Data records for software interfaces
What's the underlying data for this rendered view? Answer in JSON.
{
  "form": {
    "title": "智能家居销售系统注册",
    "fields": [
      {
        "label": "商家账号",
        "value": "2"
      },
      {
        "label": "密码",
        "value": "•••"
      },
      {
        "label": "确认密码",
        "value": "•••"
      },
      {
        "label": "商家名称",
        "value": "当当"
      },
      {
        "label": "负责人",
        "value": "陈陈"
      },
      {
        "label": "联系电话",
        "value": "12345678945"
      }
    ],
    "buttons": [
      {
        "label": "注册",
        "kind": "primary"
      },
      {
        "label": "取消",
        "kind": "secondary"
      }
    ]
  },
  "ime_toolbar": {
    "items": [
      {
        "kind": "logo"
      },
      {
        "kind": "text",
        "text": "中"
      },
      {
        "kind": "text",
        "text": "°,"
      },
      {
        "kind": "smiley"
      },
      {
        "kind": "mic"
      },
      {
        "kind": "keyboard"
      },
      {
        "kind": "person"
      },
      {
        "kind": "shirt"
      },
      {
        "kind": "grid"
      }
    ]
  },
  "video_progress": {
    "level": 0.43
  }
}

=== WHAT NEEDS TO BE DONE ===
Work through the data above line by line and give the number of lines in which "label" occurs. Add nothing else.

=== TASK ANSWER ===
8